### Brief:
All of the data should be restated word for word.

### Entries shown:
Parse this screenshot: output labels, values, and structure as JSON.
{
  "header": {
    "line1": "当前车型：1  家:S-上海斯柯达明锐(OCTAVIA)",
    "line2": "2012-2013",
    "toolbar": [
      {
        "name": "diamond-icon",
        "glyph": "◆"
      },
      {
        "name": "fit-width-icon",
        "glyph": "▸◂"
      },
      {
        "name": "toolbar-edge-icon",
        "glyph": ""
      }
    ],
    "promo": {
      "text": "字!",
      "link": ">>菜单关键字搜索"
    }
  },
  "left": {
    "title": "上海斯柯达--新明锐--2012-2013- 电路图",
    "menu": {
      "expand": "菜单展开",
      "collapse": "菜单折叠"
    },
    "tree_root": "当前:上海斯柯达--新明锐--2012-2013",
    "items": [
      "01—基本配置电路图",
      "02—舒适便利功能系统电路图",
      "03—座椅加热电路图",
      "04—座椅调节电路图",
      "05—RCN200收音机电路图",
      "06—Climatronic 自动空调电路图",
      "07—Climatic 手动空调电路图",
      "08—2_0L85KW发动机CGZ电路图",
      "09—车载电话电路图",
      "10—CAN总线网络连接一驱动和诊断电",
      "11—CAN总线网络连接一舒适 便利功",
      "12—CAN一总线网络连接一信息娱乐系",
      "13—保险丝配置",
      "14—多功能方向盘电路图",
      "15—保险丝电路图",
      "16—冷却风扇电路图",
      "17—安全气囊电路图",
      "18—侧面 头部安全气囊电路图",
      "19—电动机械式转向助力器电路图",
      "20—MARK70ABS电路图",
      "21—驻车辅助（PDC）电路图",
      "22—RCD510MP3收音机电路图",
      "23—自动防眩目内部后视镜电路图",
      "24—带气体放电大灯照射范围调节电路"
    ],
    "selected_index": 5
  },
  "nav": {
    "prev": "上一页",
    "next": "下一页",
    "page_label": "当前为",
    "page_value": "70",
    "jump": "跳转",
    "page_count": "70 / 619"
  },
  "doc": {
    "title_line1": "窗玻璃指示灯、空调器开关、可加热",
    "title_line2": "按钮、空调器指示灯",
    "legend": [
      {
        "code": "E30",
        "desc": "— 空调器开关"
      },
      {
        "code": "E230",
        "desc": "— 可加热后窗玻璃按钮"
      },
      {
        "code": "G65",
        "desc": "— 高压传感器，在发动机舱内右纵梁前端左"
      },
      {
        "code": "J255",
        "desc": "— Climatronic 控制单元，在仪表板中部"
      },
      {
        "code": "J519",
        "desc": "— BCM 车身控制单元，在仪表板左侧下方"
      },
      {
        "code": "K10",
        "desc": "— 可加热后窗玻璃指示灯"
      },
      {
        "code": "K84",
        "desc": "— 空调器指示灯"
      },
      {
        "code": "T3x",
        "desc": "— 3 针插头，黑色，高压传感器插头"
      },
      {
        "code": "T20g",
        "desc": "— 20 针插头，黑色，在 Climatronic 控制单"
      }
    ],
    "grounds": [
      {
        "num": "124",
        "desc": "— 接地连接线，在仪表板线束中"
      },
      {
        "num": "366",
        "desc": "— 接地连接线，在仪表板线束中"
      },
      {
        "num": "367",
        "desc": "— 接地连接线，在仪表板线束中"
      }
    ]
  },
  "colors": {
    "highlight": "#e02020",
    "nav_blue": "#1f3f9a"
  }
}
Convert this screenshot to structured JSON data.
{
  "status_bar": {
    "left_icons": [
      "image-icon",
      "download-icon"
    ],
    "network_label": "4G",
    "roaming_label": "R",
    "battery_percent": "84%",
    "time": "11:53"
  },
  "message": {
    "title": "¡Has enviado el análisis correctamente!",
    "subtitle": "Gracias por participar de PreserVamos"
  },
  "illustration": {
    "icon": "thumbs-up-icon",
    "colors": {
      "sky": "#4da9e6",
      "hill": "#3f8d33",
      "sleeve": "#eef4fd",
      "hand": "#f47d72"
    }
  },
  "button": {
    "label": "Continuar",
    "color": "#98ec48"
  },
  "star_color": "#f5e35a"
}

### Exercise output:
Parse this screenshot: output labels, values, and structure as JSON.
{
  "header": {
    "line1": "当前车型：1  家:S-上海斯柯达明锐(OCTAVIA)",
    "line2": "2012-2013",
    "toolbar": [
      {
        "name": "diamond-icon",
        "glyph": "◆"
      },
      {
        "name": "fit-width-icon",
        "glyph": "▸◂"
      },
      {
        "name": "toolbar-edge-icon",
        "glyph": ""
      }
    ],
    "promo": {
      "text": "字!",
      "link": ">>菜单关键字搜索"
    }
  },
  "left": {
    "title": "上海斯柯达--新明锐--2012-2013- 电路图",
    "menu": {
      "expand": "菜单展开",
      "collapse": "菜单折叠"
    },
    "tree_root": "当前:上海斯柯达--新明锐--2012-2013",
    "items": [
      "01—基本配置电路图",
      "02—舒适便利功能系统电路图",
      "03—座椅加热电路图",
      "04—座椅调节电路图",
      "05—RCN200收音机电路图",
      "06—Climatronic 自动空调电路图",
      "07—Climatic 手动空调电路图",
      "08—2_0L85KW发动机CGZ电路图",
      "09—车载电话电路图",
      "10—CAN总线网络连接一驱动和诊断电",
      "11—CAN总线网络连接一舒适 便利功",
      "12—CAN一总线网络连接一信息娱乐系",
      "13—保险丝配置",
      "14—多功能方向盘电路图",
      "15—保险丝电路图",
      "16—冷却风扇电路图",
      "17—安全气囊电路图",
      "18—侧面 头部安全气囊电路图",
      "19—电动机械式转向助力器电路图",
      "20—MARK70ABS电路图",
      "21—驻车辅助（PDC）电路图",
      "22—RCD510MP3收音机电路图",
      "23—自动防眩目内部后视镜电路图",
      "24—带气体放电大灯照射范围调节电路"
    ],
    "selected_index": 5
  },
  "nav": {
    "prev": "上一页",
    "next": "下一页",
    "page_label": "当前为",
    "page_value": "70",
    "jump": "跳转",
    "page_count": "70 / 619"
  },
  "doc": {
    "title_line1": "窗玻璃指示灯、空调器开关、可加热",
    "title_line2": "按钮、空调器指示灯",
    "legend": [
      {
        "code": "E30",
        "desc": "— 空调器开关"
      },
      {
        "code": "E230",
        "desc": "— 可加热后窗玻璃按钮"
      },
      {
        "code": "G65",
        "desc": "— 高压传感器，在发动机舱内右纵梁前端左"
      },
      {
        "code": "J255",
        "desc": "— Climatronic 控制单元，在仪表板中部"
      },
      {
        "code": "J519",
        "desc": "— BCM 车身控制单元，在仪表板左侧下方"
      },
      {
        "code": "K10",
        "desc": "— 可加热后窗玻璃指示灯"
      },
      {
        "code": "K84",
        "desc": "— 空调器指示灯"
      },
      {
        "code": "T3x",
        "desc": "— 3 针插头，黑色，高压传感器插头"
      },
      {
        "code": "T20g",
        "desc": "— 20 针插头，黑色，在 Climatronic 控制单"
      }
    ],
    "grounds": [
      {
        "num": "124",
        "desc": "— 接地连接线，在仪表板线束中"
      },
      {
        "num": "366",
        "desc": "— 接地连接线，在仪表板线束中"
      },
      {
        "num": "367",
        "desc": "— 接地连接线，在仪表板线束中"
      }
    ]
  },
  "colors": {
    "highlight": "#e02020",
    "nav_blue": "#1f3f9a"
  }
}
Convert this screenshot to structured JSON data.
{
  "status_bar": {
    "left_icons": [
      "image-icon",
      "download-icon"
    ],
    "network_label": "4G",
    "roaming_label": "R",
    "battery_percent": "84%",
    "time": "11:53"
  },
  "message": {
    "title": "¡Has enviado el análisis correctamente!",
    "subtitle": "Gracias por participar de PreserVamos"
  },
  "illustration": {
    "icon": "thumbs-up-icon",
    "colors": {
      "sky": "#4da9e6",
      "hill": "#3f8d33",
      "sleeve": "#eef4fd",
      "hand": "#f47d72"
    }
  },
  "button": {
    "label": "Continuar",
    "color": "#98ec48"
  },
  "star_color": "#f5e35a"
}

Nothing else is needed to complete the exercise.